“Forced quarantine is impractical,” Liana Win, a former health commissioner for Baltimore, Maryland, told the Washington Post in January, explaining that “many people work in the city and live somewhat far from their work, and vice versa.” True, will people be separated from their families? How will all roads be closed? How will supplies reach the population? ”
“These types of closures are very rare and ineffective,” says Lawrence Justin, professor of global health law at Georgetown University.
Fortunately, there are other ways to slow the spread of the disease. Health officials have encouraged people to avoid public gatherings, stay home and keep a distance with others. Reducing mixing reduces the chances of the virus spreading.
But the crisis is that some are still coming out, perhaps because of their actions or other obligations, or even simply, because they refuse to heed the health officials’ warnings, these people are not only more likely to contract the disease, but also to spread it.
The Washington Post ran a virtual simulation, in which a quarter of the population continues to move, while the other three quarters adopt a “social divergence” strategy, as experts call it.
After simulating the assumption that only a quarter of the population would continue to move over a city of two hundred people, it seemed that they would infect a hundred others, while a quarter of the population remained healthy without disease, which indicates that the more “social spacing”, the slower the spread of the virus.
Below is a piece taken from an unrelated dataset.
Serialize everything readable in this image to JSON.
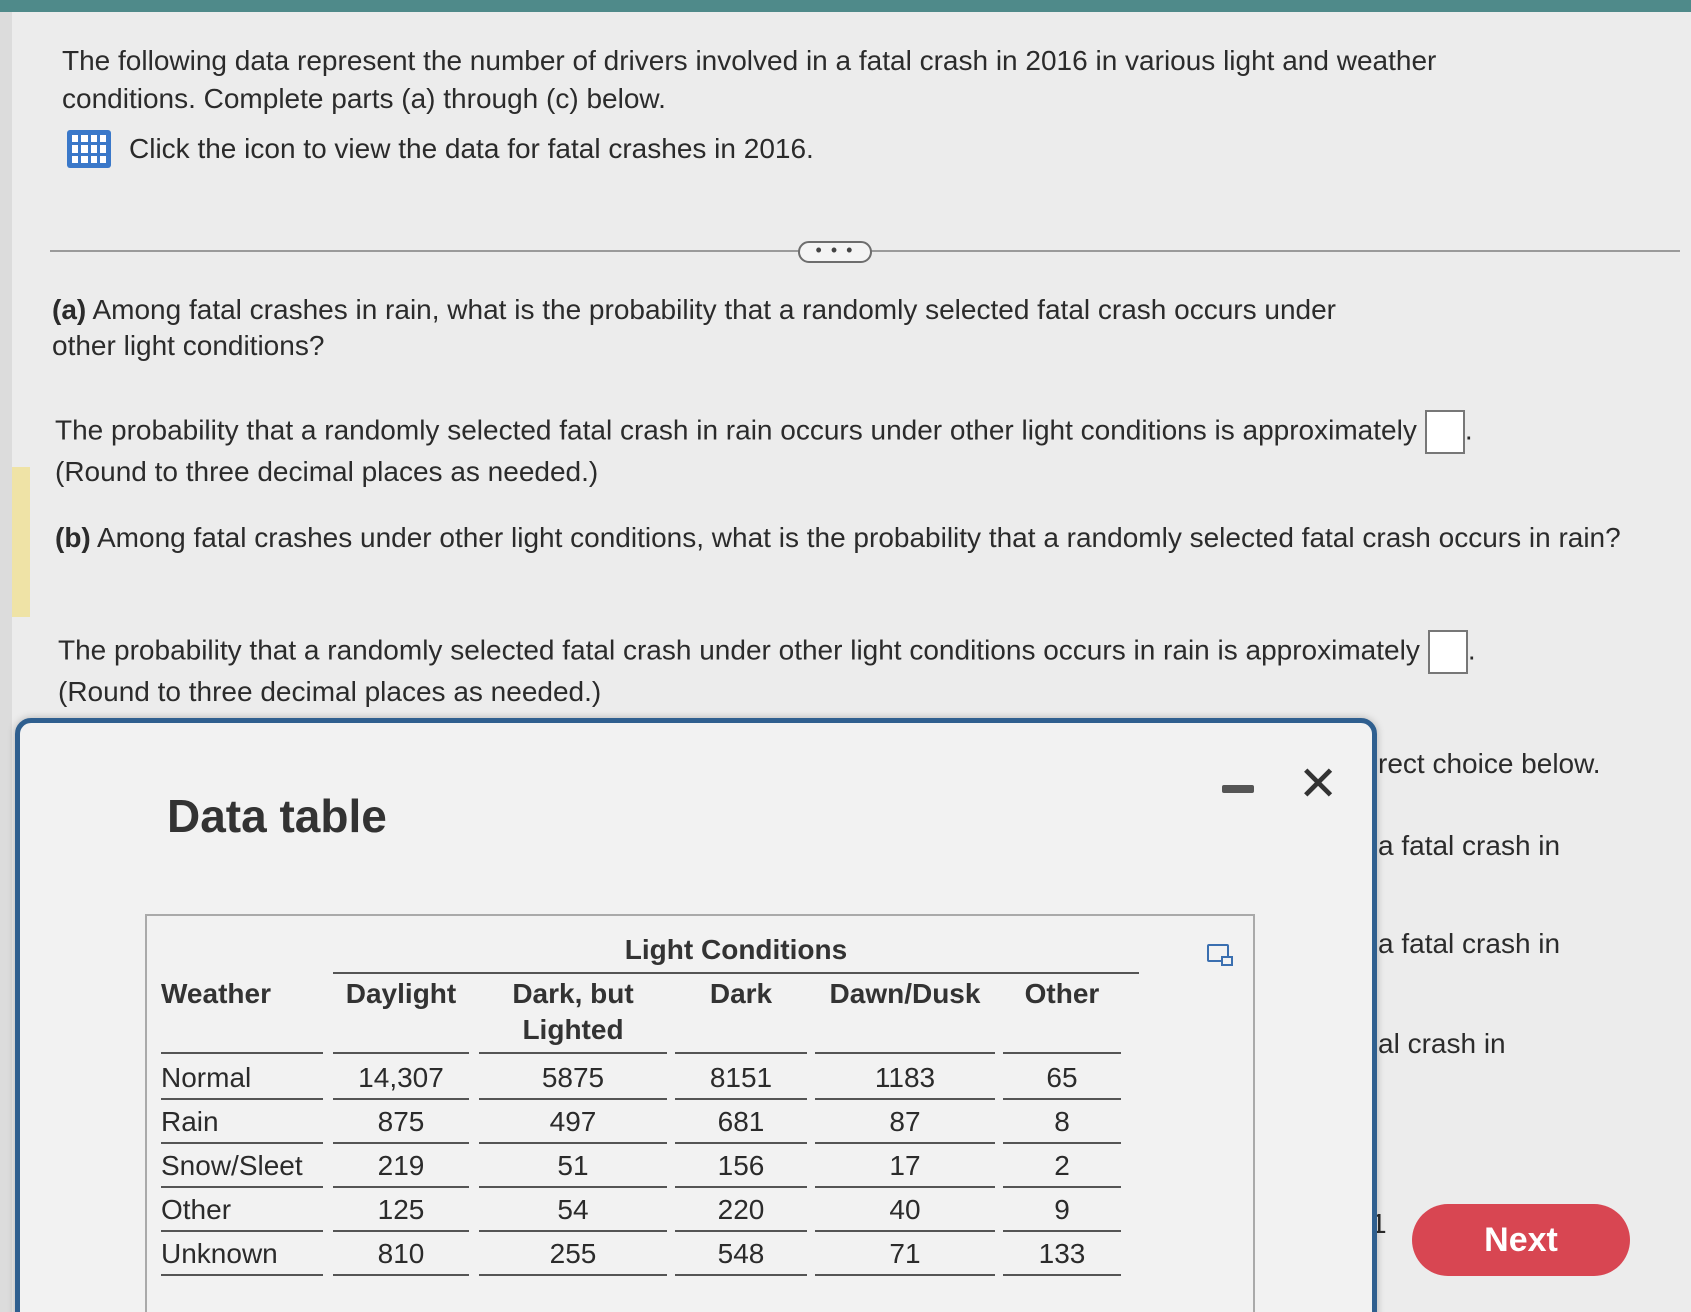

“We control the desire to be in public places by closing them. Italy closes all of its restaurants, China closes everything, and we also close some places now,” says Drew Harris, assistant professor at Thomas Jefferson University School of Public Health. It helps people to apply social spacing. “
Simulations were applied on the assumption that one in eight people would be allowed to move, so it seemed that three quarters of the population would remain safe, and that only about 50 of the two hundred people would become ill.
By applying virtual simulations to the four cases: freedom for all in movement, forced quarantine, and the application of limited, then intensive, “social spacing”, it became clear that the application of an intense “social spacing” strategy by people themselves, and precautionary measures such as closing places of assembly, are matters More effective than forced quarantine.
It should be remembered here that the simulation only calculated the number of potential injuries if the disease spread, but it did not count the deaths that might result from the injury.
It is clear that the elderly or those with other chronic diseases are more likely to die from the emerging coronavirus.